In warm years, sea ice melts early in the spring, before there is enough light to fuel an intense phytoplankton bloom. Melting ice exposes the surface of the ocean to winds that mix the water layers, disrupting the stratification that keeps nutrients and phytoplankton in the light zone. The bloom is less productive and happens later, when hungry zooplankton are present and ready to eat; most of the phytoplankton are grazed before they sink to the bottom, leaving little for the bottom-dwelling amphipods.
If it gets warm enough for this to happen in the Arctic, gray whales may shift their banquet from the bottom to feed on zooplankton in the water column, or they may move elsewhere to find other food.
So Brower is watching them. As part of the Aerial Surveys of Arctic Marine Mammals project, she and her team fly over the northeastern Chukchi Sea to see where gray whales are, where they are bottom-feeding, and how they behave. She records when they breach, dive, feed, flipper slap, log play, mate, mill, rest, roll, spy hop, swim, tail slap, thrash, or blow under water. She compares this data with information on amphipod distributions.
"The most exciting thing about this research is being in the airplane.

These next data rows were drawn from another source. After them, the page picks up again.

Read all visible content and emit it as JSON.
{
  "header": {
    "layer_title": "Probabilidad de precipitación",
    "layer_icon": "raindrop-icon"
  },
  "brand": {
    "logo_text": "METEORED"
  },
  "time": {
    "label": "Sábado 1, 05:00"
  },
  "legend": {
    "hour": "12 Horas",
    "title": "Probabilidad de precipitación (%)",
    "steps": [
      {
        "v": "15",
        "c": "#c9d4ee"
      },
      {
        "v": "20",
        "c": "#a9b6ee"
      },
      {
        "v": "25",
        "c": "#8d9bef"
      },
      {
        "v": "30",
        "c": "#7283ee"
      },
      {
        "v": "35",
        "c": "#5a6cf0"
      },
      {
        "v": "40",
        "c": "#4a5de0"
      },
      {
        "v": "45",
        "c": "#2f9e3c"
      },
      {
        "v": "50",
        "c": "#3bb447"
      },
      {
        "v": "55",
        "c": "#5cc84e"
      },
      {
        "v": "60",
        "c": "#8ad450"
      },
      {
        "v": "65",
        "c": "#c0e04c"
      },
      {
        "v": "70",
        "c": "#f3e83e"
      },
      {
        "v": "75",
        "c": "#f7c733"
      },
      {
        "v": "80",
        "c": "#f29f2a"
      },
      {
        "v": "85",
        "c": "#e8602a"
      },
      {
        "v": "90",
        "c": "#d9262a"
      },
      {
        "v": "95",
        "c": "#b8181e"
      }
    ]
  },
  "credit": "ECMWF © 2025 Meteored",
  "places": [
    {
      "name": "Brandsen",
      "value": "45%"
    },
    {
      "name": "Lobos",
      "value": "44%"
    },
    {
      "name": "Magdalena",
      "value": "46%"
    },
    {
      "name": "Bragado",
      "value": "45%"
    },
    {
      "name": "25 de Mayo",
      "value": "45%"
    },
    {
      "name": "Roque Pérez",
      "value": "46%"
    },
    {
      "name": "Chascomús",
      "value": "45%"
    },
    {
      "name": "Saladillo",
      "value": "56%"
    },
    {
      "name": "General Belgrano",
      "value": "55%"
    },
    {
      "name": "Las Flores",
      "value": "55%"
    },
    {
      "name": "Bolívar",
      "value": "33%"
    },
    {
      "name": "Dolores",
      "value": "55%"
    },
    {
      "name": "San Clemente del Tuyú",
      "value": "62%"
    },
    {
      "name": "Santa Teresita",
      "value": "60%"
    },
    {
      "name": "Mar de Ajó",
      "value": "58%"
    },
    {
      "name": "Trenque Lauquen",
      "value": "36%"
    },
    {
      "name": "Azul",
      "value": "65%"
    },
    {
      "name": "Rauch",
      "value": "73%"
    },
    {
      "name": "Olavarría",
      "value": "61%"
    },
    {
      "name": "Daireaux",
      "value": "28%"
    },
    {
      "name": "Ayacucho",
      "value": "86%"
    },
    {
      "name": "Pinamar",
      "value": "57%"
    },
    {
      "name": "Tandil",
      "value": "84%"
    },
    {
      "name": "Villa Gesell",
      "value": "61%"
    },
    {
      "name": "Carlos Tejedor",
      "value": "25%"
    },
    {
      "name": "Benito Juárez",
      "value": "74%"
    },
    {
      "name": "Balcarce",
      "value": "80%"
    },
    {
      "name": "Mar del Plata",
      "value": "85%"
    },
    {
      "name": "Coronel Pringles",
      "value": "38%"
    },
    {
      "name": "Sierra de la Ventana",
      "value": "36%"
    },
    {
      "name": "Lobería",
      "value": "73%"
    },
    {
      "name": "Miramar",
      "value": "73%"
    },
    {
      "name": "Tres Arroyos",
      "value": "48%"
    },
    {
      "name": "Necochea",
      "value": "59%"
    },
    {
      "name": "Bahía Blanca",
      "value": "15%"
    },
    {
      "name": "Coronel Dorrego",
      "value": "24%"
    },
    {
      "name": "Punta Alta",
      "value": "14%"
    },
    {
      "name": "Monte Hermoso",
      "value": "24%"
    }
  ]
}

The sea ice is beautiful, I get to see the animals, and I'm working in the area of the world that is changing the fastest."
If gray whales can change with it, it bodes well for their future--and may help us to better understand ours.
Because as Brower says, "Everything is connected. All the ecosystems around the globe. What happens in the Arctic will affect the rest of the world."
Amelia Brower is a research scientist with the University of Washington's Joint Institute for the Study of the Atmosphere and Ocean (JISAO) working under a grant with NOAA Fisheries at the Alaska Fisheries Science Center.
The Aerial Surveys of Arctic Marine Mammals project is funded by the Bureau of Ocean Energy Management (BOEM) and is co-managed by BOEM and the NOAA Fisheries Marine Mammal Laboratory.